# [Exercise]
Print the records exactly. Miss nothing.
Start of Records supplied
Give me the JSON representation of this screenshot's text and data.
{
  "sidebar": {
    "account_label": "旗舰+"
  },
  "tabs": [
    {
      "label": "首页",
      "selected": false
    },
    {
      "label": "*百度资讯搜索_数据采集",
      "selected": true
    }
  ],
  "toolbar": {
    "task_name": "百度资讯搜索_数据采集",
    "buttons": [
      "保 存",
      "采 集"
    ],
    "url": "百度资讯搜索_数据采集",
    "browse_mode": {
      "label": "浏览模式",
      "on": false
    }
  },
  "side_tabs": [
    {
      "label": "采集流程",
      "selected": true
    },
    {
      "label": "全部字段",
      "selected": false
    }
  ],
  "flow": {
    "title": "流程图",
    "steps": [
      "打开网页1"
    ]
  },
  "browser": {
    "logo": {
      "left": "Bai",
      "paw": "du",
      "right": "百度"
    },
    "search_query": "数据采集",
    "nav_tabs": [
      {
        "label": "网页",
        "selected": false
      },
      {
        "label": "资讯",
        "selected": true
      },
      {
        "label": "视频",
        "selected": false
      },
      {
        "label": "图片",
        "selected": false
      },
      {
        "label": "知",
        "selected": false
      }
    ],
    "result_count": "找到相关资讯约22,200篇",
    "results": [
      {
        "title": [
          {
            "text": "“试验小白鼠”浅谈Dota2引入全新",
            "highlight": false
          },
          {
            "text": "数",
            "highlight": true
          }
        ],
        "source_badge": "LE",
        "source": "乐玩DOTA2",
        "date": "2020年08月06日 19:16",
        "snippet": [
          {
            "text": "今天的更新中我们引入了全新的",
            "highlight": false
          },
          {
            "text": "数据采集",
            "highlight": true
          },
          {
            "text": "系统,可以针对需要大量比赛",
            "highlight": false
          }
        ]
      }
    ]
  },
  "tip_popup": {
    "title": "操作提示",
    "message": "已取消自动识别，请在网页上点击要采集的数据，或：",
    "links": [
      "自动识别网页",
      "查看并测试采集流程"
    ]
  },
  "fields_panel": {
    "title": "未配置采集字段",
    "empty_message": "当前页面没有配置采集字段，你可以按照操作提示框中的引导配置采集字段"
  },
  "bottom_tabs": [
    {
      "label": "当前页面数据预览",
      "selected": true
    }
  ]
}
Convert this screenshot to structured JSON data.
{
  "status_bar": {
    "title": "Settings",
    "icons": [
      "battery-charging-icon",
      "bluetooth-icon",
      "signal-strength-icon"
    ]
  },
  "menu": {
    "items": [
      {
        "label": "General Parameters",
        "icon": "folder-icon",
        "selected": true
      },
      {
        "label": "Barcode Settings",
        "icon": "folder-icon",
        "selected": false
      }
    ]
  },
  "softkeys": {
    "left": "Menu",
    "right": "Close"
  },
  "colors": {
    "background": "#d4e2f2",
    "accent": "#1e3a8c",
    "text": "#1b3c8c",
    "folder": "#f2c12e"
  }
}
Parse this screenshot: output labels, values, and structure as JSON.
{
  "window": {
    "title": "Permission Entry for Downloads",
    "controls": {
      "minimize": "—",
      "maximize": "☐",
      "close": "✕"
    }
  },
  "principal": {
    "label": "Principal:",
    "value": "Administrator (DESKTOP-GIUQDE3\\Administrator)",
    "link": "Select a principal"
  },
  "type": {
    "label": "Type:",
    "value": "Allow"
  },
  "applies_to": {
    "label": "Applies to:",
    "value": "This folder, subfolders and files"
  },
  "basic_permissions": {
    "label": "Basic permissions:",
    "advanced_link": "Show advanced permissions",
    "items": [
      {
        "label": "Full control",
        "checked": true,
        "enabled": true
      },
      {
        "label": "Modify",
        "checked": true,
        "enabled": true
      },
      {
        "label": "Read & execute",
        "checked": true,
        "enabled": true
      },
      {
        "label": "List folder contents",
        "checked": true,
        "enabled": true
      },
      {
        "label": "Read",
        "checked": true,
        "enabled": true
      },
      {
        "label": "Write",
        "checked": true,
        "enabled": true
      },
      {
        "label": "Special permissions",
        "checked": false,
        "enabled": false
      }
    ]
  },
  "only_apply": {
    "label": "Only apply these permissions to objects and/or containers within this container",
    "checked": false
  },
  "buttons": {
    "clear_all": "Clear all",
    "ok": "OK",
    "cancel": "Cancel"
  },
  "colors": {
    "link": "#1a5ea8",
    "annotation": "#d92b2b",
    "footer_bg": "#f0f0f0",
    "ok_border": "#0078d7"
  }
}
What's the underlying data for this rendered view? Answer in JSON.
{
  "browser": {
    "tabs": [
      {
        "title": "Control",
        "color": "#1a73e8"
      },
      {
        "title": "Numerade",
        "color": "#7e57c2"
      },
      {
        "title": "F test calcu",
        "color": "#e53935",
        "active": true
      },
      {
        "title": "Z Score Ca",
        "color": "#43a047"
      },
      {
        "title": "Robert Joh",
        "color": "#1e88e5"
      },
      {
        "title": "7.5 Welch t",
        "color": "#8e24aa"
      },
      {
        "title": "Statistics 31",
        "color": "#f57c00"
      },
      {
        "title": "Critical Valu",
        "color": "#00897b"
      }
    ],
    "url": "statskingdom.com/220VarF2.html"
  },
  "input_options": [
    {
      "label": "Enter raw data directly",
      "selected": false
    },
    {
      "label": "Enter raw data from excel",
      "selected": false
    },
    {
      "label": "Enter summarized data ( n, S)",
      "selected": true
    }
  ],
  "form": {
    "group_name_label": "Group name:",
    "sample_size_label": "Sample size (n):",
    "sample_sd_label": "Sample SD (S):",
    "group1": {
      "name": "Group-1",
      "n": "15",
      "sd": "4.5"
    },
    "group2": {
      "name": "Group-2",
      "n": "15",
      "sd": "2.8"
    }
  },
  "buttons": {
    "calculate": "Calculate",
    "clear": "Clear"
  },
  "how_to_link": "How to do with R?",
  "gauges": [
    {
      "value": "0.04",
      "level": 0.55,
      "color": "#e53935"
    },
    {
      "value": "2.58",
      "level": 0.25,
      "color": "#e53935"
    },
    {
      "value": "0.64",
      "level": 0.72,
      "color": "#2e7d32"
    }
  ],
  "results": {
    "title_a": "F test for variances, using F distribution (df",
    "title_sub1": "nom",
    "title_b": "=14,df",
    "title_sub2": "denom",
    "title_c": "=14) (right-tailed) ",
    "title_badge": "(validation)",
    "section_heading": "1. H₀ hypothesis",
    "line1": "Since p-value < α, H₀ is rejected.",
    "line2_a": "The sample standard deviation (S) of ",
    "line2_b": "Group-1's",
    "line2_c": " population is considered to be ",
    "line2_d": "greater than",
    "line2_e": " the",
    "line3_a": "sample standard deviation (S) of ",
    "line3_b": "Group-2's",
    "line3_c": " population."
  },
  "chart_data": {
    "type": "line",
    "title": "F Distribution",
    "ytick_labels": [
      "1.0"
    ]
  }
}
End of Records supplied
# [Response]
Give me the JSON representation of this screenshot's text and data.
{
  "sidebar": {
    "account_label": "旗舰+"
  },
  "tabs": [
    {
      "label": "首页",
      "selected": false
    },
    {
      "label": "*百度资讯搜索_数据采集",
      "selected": true
    }
  ],
  "toolbar": {
    "task_name": "百度资讯搜索_数据采集",
    "buttons": [
      "保 存",
      "采 集"
    ],
    "url": "百度资讯搜索_数据采集",
    "browse_mode": {
      "label": "浏览模式",
      "on": false
    }
  },
  "side_tabs": [
    {
      "label": "采集流程",
      "selected": true
    },
    {
      "label": "全部字段",
      "selected": false
    }
  ],
  "flow": {
    "title": "流程图",
    "steps": [
      "打开网页1"
    ]
  },
  "browser": {
    "logo": {
      "left": "Bai",
      "paw": "du",
      "right": "百度"
    },
    "search_query": "数据采集",
    "nav_tabs": [
      {
        "label": "网页",
        "selected": false
      },
      {
        "label": "资讯",
        "selected": true
      },
      {
        "label": "视频",
        "selected": false
      },
      {
        "label": "图片",
        "selected": false
      },
      {
        "label": "知",
        "selected": false
      }
    ],
    "result_count": "找到相关资讯约22,200篇",
    "results": [
      {
        "title": [
          {
            "text": "“试验小白鼠”浅谈Dota2引入全新",
            "highlight": false
          },
          {
            "text": "数",
            "highlight": true
          }
        ],
        "source_badge": "LE",
        "source": "乐玩DOTA2",
        "date": "2020年08月06日 19:16",
        "snippet": [
          {
            "text": "今天的更新中我们引入了全新的",
            "highlight": false
          },
          {
            "text": "数据采集",
            "highlight": true
          },
          {
            "text": "系统,可以针对需要大量比赛",
            "highlight": false
          }
        ]
      }
    ]
  },
  "tip_popup": {
    "title": "操作提示",
    "message": "已取消自动识别，请在网页上点击要采集的数据，或：",
    "links": [
      "自动识别网页",
      "查看并测试采集流程"
    ]
  },
  "fields_panel": {
    "title": "未配置采集字段",
    "empty_message": "当前页面没有配置采集字段，你可以按照操作提示框中的引导配置采集字段"
  },
  "bottom_tabs": [
    {
      "label": "当前页面数据预览",
      "selected": true
    }
  ]
}
Convert this screenshot to structured JSON data.
{
  "status_bar": {
    "title": "Settings",
    "icons": [
      "battery-charging-icon",
      "bluetooth-icon",
      "signal-strength-icon"
    ]
  },
  "menu": {
    "items": [
      {
        "label": "General Parameters",
        "icon": "folder-icon",
        "selected": true
      },
      {
        "label": "Barcode Settings",
        "icon": "folder-icon",
        "selected": false
      }
    ]
  },
  "softkeys": {
    "left": "Menu",
    "right": "Close"
  },
  "colors": {
    "background": "#d4e2f2",
    "accent": "#1e3a8c",
    "text": "#1b3c8c",
    "folder": "#f2c12e"
  }
}
Parse this screenshot: output labels, values, and structure as JSON.
{
  "window": {
    "title": "Permission Entry for Downloads",
    "controls": {
      "minimize": "—",
      "maximize": "☐",
      "close": "✕"
    }
  },
  "principal": {
    "label": "Principal:",
    "value": "Administrator (DESKTOP-GIUQDE3\\Administrator)",
    "link": "Select a principal"
  },
  "type": {
    "label": "Type:",
    "value": "Allow"
  },
  "applies_to": {
    "label": "Applies to:",
    "value": "This folder, subfolders and files"
  },
  "basic_permissions": {
    "label": "Basic permissions:",
    "advanced_link": "Show advanced permissions",
    "items": [
      {
        "label": "Full control",
        "checked": true,
        "enabled": true
      },
      {
        "label": "Modify",
        "checked": true,
        "enabled": true
      },
      {
        "label": "Read & execute",
        "checked": true,
        "enabled": true
      },
      {
        "label": "List folder contents",
        "checked": true,
        "enabled": true
      },
      {
        "label": "Read",
        "checked": true,
        "enabled": true
      },
      {
        "label": "Write",
        "checked": true,
        "enabled": true
      },
      {
        "label": "Special permissions",
        "checked": false,
        "enabled": false
      }
    ]
  },
  "only_apply": {
    "label": "Only apply these permissions to objects and/or containers within this container",
    "checked": false
  },
  "buttons": {
    "clear_all": "Clear all",
    "ok": "OK",
    "cancel": "Cancel"
  },
  "colors": {
    "link": "#1a5ea8",
    "annotation": "#d92b2b",
    "footer_bg": "#f0f0f0",
    "ok_border": "#0078d7"
  }
}
What's the underlying data for this rendered view? Answer in JSON.
{
  "browser": {
    "tabs": [
      {
        "title": "Control",
        "color": "#1a73e8"
      },
      {
        "title": "Numerade",
        "color": "#7e57c2"
      },
      {
        "title": "F test calcu",
        "color": "#e53935",
        "active": true
      },
      {
        "title": "Z Score Ca",
        "color": "#43a047"
      },
      {
        "title": "Robert Joh",
        "color": "#1e88e5"
      },
      {
        "title": "7.5 Welch t",
        "color": "#8e24aa"
      },
      {
        "title": "Statistics 31",
        "color": "#f57c00"
      },
      {
        "title": "Critical Valu",
        "color": "#00897b"
      }
    ],
    "url": "statskingdom.com/220VarF2.html"
  },
  "input_options": [
    {
      "label": "Enter raw data directly",
      "selected": false
    },
    {
      "label": "Enter raw data from excel",
      "selected": false
    },
    {
      "label": "Enter summarized data ( n, S)",
      "selected": true
    }
  ],
  "form": {
    "group_name_label": "Group name:",
    "sample_size_label": "Sample size (n):",
    "sample_sd_label": "Sample SD (S):",
    "group1": {
      "name": "Group-1",
      "n": "15",
      "sd": "4.5"
    },
    "group2": {
      "name": "Group-2",
      "n": "15",
      "sd": "2.8"
    }
  },
  "buttons": {
    "calculate": "Calculate",
    "clear": "Clear"
  },
  "how_to_link": "How to do with R?",
  "gauges": [
    {
      "value": "0.04",
      "level": 0.55,
      "color": "#e53935"
    },
    {
      "value": "2.58",
      "level": 0.25,
      "color": "#e53935"
    },
    {
      "value": "0.64",
      "level": 0.72,
      "color": "#2e7d32"
    }
  ],
  "results": {
    "title_a": "F test for variances, using F distribution (df",
    "title_sub1": "nom",
    "title_b": "=14,df",
    "title_sub2": "denom",
    "title_c": "=14) (right-tailed) ",
    "title_badge": "(validation)",
    "section_heading": "1. H₀ hypothesis",
    "line1": "Since p-value < α, H₀ is rejected.",
    "line2_a": "The sample standard deviation (S) of ",
    "line2_b": "Group-1's",
    "line2_c": " population is considered to be ",
    "line2_d": "greater than",
    "line2_e": " the",
    "line3_a": "sample standard deviation (S) of ",
    "line3_b": "Group-2's",
    "line3_c": " population."
  },
  "chart_data": {
    "type": "line",
    "title": "F Distribution",
    "ytick_labels": [
      "1.0"
    ]
  }
}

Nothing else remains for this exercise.